From there on in, it was an uphill task for Unain Emery’s side. Barcelona slowly creeped further and further up field, and before Valencia knew it, they had no time to dwell on the ball in their own half. The defense were shaken by the goal and the pressure was really getting to them. Bostjan singled out Adil Rami for having a poor game, but in truth Victor Ruiz did not do much better.
Lionel Messi was playing well, but the criticisms (!) will remain with him, partly down to Diego Alves super-human efforts to deny La Pulga. His first real chance of the match was a powerful shot that Alves parried well, before Isaac Cuenca screwed the rebound wide. Minutes later he had another, set-up nicely by Xavi on a free-kick for a curling effort that Alves got down well to save.
Victor Ruiz then set up Cesc Fabregas with lax defensive play, but thankfully for him, Alves was equal to the shot. In essence, that summed up the first half, Valencia were lacking confidence after the early goal, but a combination of Diego Alves’ shot stopping skills and Barcelona’s profligate shooting ensured that the lead stayed at a single goal heading into the interval.
Much like the first half, Valencia started brightly in the second with Jordi Alba holding off and ultimately beating Carles Puyol for pace before Jose Pinto came to the rescue with a huge save. It has to go down as Valencia best chance of the second leg, and if Pinto had not saved the one-on-one, the outcome of the tie could have been very different.
But from that moment on, it was mostly one-way traffic again. Cuenca set up Lionel Messi with a superb reverse pass, but the Argentine just couldn’t catch a break. His shot was blocked, but spun high into the air before bouncing off the crossbar and out for a corner kick. The resulting corner was delivered towards Gerard Pique, but the elegant centre-back could only glance the ball wide.
Messi would continue in search of his goal, and after a trademark dribble where he left no less than four Valencia defenders in his trail he toe-poked a shot towards the corner, but again Diego Alves spoiled his fun by keeping it out. At this stage, Emery’s team only needed a single goal to force extra-time and possibly the lottery of a penalty shoot-out. Could they upset the odds? Lone striker Aduriz nearly equalised with a cheeky lob, but Javier Mascherano recovered to head the ball clear. It was clear that Unai Emery was missing Roberto Soldado in more ways than one, but that’s football.
Still Messi tried in vain to find a goal, and he come closest with a typical dink one-on-one with Diego Alves, but the Brazilian keeper somehow reacted quickly enough to palm it wide with his left-hand. It wasn’t Messi’s night in-front of goal, but he could do no wrong with his passing. Again he found a teammate down field, and this time it was Alexis Sanchez. The Chilean held the ball up superbly before picking out the run of Cesc Fabregas, who helped it on to Xavi. The midfield maestro was certainly looking better after his rest, and he took a touch to set up an emphatic finish into the top corner.

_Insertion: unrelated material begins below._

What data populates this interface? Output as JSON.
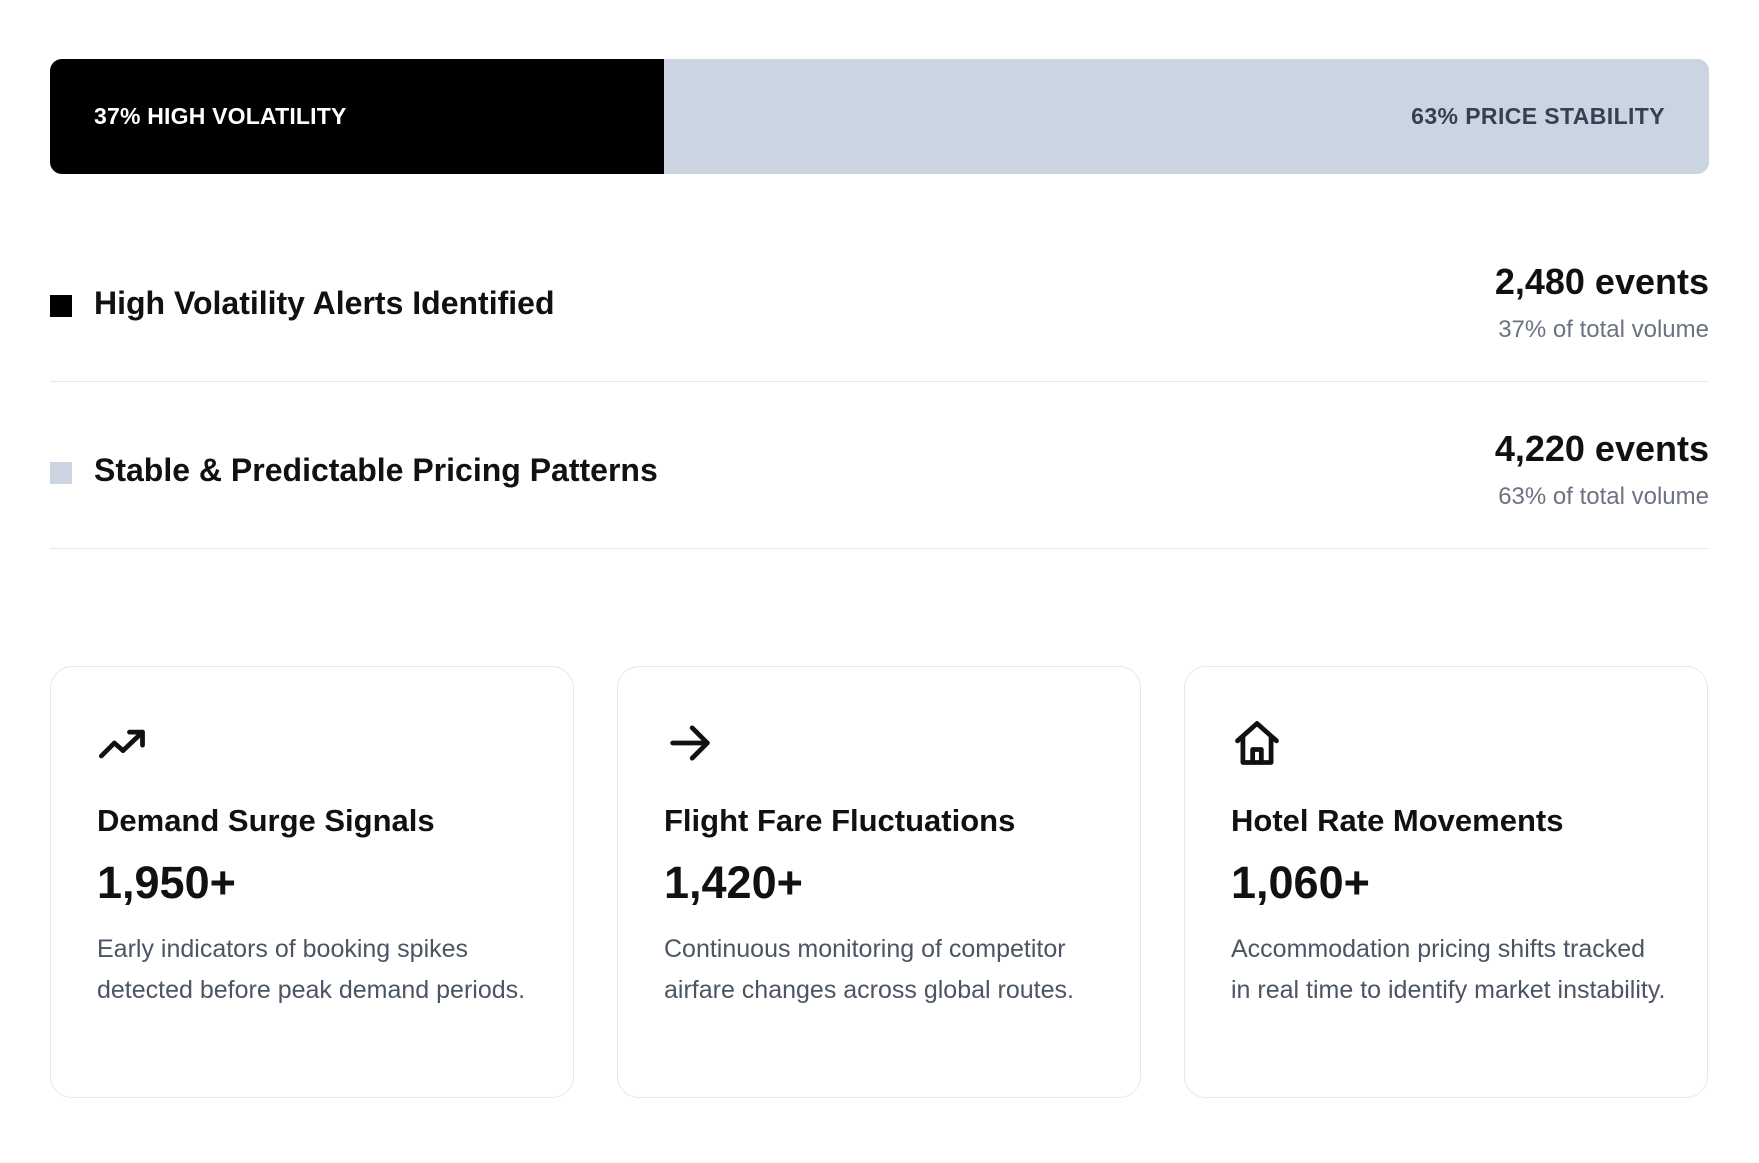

Just beforehand Sofiane Feghouli received a second yellow for a silly foul on Carles Puyol, and that turned out to be the game. There were late cameos from Cristian Tello and Andres Iniesta, who returned from injury, but nothing more of real note. Besides, Barcelona were in yet another final. If only they could play like this every game...
Next up is a Saturday evening trip to the Reyno de Navarra and Osasuna.
Man of the match goes to Diego Alves for his super-human/Javi Varas efforts in the Valencia goal, but a quick word on Thiago who performed excellently in defensive midfield. We know he possesses a bunch of skill, and oodles of potential, but this performance was disciplined and calculated. In fact, we didn't miss Sergio Busquets at all. That's saying a lot.